The common hepatic duct emerges from the porta hepatis after the union of the right and left hepatic ducts. It merges with the cystic duct emanating from the gallbladder to form the common bile duct. In adults, the common bile duct is quite large, ~7 cm in length and ~0.5 to 1.5 cm in diameter. In most individuals, the common bile duct and the pancreatic duct merge before forming a common antrum known as the ampulla of Vater. At the point of transit through the duodenal wall, this common channel is surrounded by a thickening of both the longitudinal and the circular layers of smooth muscle, the so-called sphincter of Oddi. This sphincter constricts the lumen of the bile duct and thus regulates the flow of bile into the duodenum. The hormone cholecystokinin (CCK) relaxes the sphincter of Oddi via a nonadrenergic, noncholinergic neural pathway (see pp. 344–345) involving vasoactive intestinal peptide (VIP).

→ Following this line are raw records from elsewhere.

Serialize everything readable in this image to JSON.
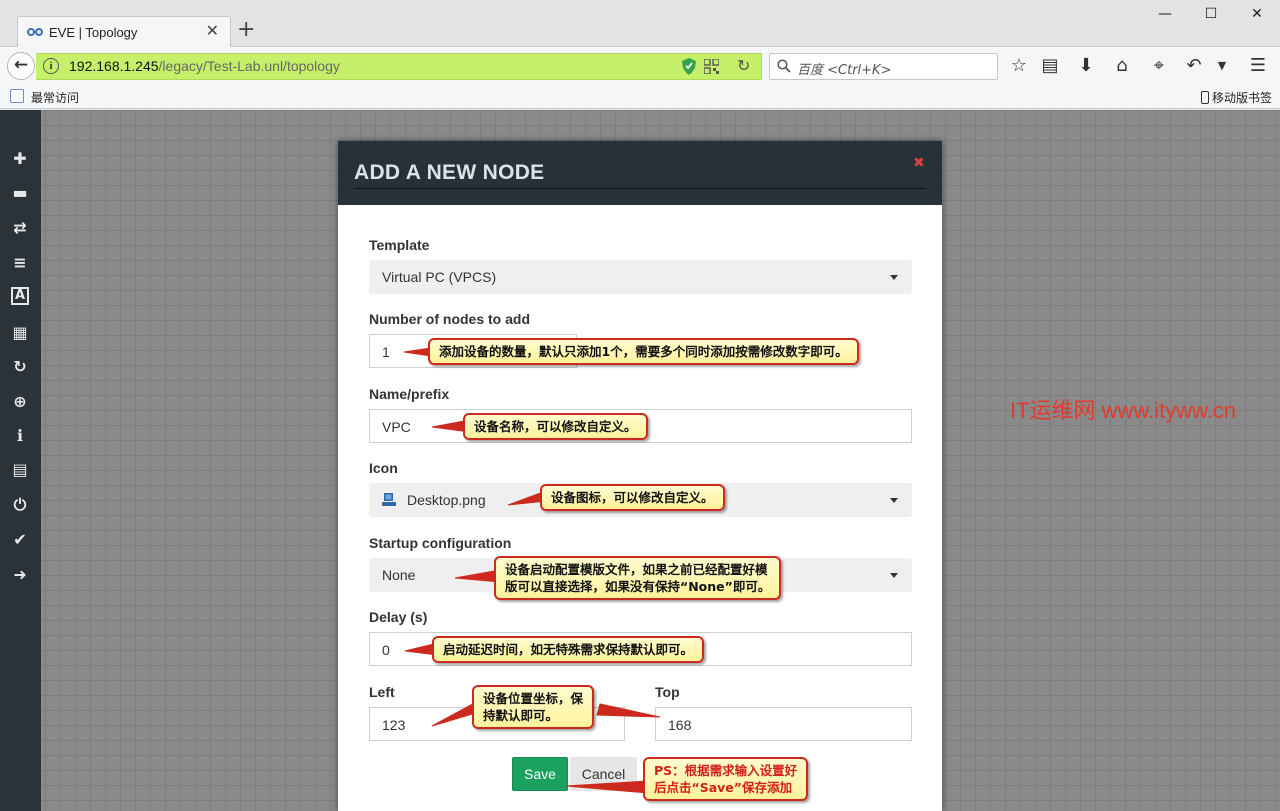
{
  "browser": {
    "tab_title": "EVE | Topology",
    "new_tab": "+",
    "tab_close": "✕",
    "url_host": "192.168.1.245",
    "url_path": "/legacy/Test-Lab.unl/topology",
    "search_placeholder": "百度 <Ctrl+K>",
    "bookmark_label": "最常访问",
    "mobile_bookmarks": "移动版书签",
    "window_controls": [
      "—",
      "☐",
      "✕"
    ]
  },
  "sidebar": {
    "items": [
      {
        "name": "add-icon",
        "glyph": "✚"
      },
      {
        "name": "nodes-icon",
        "glyph": "▬"
      },
      {
        "name": "networks-icon",
        "glyph": "⇄"
      },
      {
        "name": "startup-configs-icon",
        "glyph": "≡"
      },
      {
        "name": "text-icon",
        "glyph": "A"
      },
      {
        "name": "grid-icon",
        "glyph": "▦"
      },
      {
        "name": "refresh-icon",
        "glyph": "↻"
      },
      {
        "name": "zoom-icon",
        "glyph": "⊕"
      },
      {
        "name": "info-icon",
        "glyph": "ℹ"
      },
      {
        "name": "list-icon",
        "glyph": "▤"
      },
      {
        "name": "power-icon",
        "glyph": "⏻"
      },
      {
        "name": "check-icon",
        "glyph": "✔"
      },
      {
        "name": "logout-icon",
        "glyph": "➜"
      }
    ]
  },
  "watermark": "IT运维网 www.ityww.cn",
  "modal": {
    "title": "ADD A NEW NODE",
    "close": "✖",
    "template_label": "Template",
    "template_value": "Virtual PC (VPCS)",
    "count_label": "Number of nodes to add",
    "count_value": "1",
    "name_label": "Name/prefix",
    "name_value": "VPC",
    "icon_label": "Icon",
    "icon_value": "Desktop.png",
    "startup_label": "Startup configuration",
    "startup_value": "None",
    "delay_label": "Delay (s)",
    "delay_value": "0",
    "left_label": "Left",
    "left_value": "123",
    "top_label": "Top",
    "top_value": "168",
    "save_label": "Save",
    "cancel_label": "Cancel"
  },
  "callouts": {
    "count": "添加设备的数量，默认只添加1个，需要多个同时添加按需修改数字即可。",
    "name": "设备名称，可以修改自定义。",
    "icon": "设备图标，可以修改自定义。",
    "startup_line1": "设备启动配置模版文件，如果之前已经配置好模",
    "startup_line2": "版可以直接选择，如果没有保持“None”即可。",
    "delay": "启动延迟时间，如无特殊需求保持默认即可。",
    "position_line1": "设备位置坐标，保",
    "position_line2": "持默认即可。",
    "ps_line1": "PS：根据需求输入设置好",
    "ps_line2": "后点击“Save”保存添加"
  },
  "colors": {
    "url_bar": "#c7f06a",
    "sidebar": "#2b3338",
    "modal_header": "#263238",
    "save_button": "#1aa160",
    "callout_border": "#cc2a1e",
    "watermark": "#e23b2e"
  }
}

The gallbladder lies in a fossa beneath the right lobe of the liver. This distensible pear-shaped structure has a capacity of 30 to 50 mL in adults. The absorptive surface of the gallbladder is enhanced by numerous prominent folds that are important for concentrative transport activity, as discussed below. The gallbladder is connected at its neck to the cystic duct, which empties into the common bile duct (see Fig. 46-4B). The cystic duct maintains continuity with the surface columnar epithelium, lamina propria, muscularis, and serosa of the gallbladder. Instead of a sphincter, the gallbladder has, at its neck, a spiral valve—the valve of Heister—formed by the mucous membrane. This valve regulates flow into and out of the gallbladder.




Length (m)



Area of apical plasma membrane (m2)









Crypts or glands






Nutrient absorption



Active Na+ absorption



Active K+ secretion